Given by my mother, time indeterminate. I was always told that anyone with the last name “Orgel,” my great-grandmother’s surname, was related to me by blood, and that The Devil in Vienna, most likely based on true events, was a representative chronicle of my family’s experience during the Holocaust. When I began to embark on the writing of my own novel — some of which concerns a Viennese family during World War II — I remembered the book, and became curious as to the whereabouts of the author. Another writer in the family, I thought. I found an address listing on the Upper East Side, complete with telephone number. One afternoon, alone with two or three empty beer cans, I dialed the number. After four or five rings, a punctuated click announced a receipt at the other end of the line, followed by a warbling, worn voice. Hello?, it said, unaccented, I’m late for my walk. I fumbled, my tongue thick and anxious. I gave her my name, my age, my occupation, I’m related to you, I had read her book during my formative years, it impacted me greatly, on par with Lois Lowry; I’m a writer too, I’m related to an Orgel directly, I’m related to all Orgels, apparently, which means I’m related to you, I have family in New York, after all, I guess, I thought I didn’t have any. I’d like to meet and discuss the book and its origins, if you don’t mind, it would be great to meet some family. Orgel wasn’t her given name, she said, it’s my husband’s, he’s the one you’re related to, dear. He’s out right now, she said, but he would be available tomorrow. In my mind, she looked like Cynthia Ozick, hair a translucent white, cut in fringes and chunks. Veins roped around her fingers like tinsel wire. Her glasses weighted her face. Yes, I said, tomorrow I’ll call. I never did. To this day, I assume she’s alive and well.

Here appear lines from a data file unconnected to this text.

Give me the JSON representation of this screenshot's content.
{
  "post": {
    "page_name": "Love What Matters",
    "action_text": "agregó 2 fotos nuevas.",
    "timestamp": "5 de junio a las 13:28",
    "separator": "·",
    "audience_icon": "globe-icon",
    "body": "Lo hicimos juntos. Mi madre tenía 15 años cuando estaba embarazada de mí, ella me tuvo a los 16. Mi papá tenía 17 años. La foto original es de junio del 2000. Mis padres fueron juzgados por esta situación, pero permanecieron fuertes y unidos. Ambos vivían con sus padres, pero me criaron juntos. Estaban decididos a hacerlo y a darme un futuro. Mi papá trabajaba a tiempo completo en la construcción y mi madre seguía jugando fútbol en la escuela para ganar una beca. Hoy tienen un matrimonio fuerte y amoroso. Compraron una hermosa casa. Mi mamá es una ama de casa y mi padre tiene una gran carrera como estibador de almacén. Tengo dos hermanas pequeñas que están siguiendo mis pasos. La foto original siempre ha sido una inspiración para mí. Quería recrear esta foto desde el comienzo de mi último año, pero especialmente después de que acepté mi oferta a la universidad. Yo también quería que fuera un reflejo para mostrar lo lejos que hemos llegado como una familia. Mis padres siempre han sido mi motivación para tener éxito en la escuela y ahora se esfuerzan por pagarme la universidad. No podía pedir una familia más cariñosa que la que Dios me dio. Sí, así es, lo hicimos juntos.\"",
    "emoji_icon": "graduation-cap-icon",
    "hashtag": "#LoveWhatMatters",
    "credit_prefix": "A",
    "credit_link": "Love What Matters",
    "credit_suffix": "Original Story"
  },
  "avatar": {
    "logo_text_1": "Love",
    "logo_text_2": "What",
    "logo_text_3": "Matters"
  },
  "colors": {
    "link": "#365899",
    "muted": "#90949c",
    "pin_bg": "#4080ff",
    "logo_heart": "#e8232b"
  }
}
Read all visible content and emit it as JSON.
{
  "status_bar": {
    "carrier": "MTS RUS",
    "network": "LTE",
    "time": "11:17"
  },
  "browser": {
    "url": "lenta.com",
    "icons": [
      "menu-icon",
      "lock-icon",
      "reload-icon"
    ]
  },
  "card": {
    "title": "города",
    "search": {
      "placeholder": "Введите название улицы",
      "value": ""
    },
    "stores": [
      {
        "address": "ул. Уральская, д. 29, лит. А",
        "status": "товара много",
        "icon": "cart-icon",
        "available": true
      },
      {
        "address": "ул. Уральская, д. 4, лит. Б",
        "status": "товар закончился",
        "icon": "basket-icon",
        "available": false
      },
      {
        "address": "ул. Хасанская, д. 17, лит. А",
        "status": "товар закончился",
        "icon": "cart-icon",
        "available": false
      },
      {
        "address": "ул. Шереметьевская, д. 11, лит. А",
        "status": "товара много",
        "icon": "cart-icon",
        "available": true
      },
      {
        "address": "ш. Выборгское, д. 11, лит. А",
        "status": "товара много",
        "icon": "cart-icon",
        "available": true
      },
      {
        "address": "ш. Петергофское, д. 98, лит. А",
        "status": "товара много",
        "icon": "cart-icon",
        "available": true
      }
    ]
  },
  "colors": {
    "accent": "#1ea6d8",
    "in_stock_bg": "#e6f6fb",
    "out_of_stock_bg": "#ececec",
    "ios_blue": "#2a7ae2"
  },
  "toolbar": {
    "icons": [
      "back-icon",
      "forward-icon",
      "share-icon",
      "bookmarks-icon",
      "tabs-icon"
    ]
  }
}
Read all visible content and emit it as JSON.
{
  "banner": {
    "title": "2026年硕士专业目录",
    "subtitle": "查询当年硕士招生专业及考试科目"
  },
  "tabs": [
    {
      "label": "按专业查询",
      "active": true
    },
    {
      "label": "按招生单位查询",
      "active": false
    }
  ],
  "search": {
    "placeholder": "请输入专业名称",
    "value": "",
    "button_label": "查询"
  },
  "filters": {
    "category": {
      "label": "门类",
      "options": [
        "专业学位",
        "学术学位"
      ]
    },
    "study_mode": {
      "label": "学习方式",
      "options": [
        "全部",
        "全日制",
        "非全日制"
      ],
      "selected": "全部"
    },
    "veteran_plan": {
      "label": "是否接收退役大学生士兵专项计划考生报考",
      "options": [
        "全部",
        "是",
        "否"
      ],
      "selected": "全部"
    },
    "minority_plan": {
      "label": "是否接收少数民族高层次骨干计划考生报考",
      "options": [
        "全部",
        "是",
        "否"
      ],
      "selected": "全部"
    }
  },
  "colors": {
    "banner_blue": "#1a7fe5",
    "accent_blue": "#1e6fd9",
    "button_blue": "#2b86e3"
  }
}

Silverstein, Shel. The Giving Tree. N.p.: Harper Collins, 1964. Print.
Voices reading in unison. My mother and grandmother’s hands, for the last time. Since then, I have never felt as warm.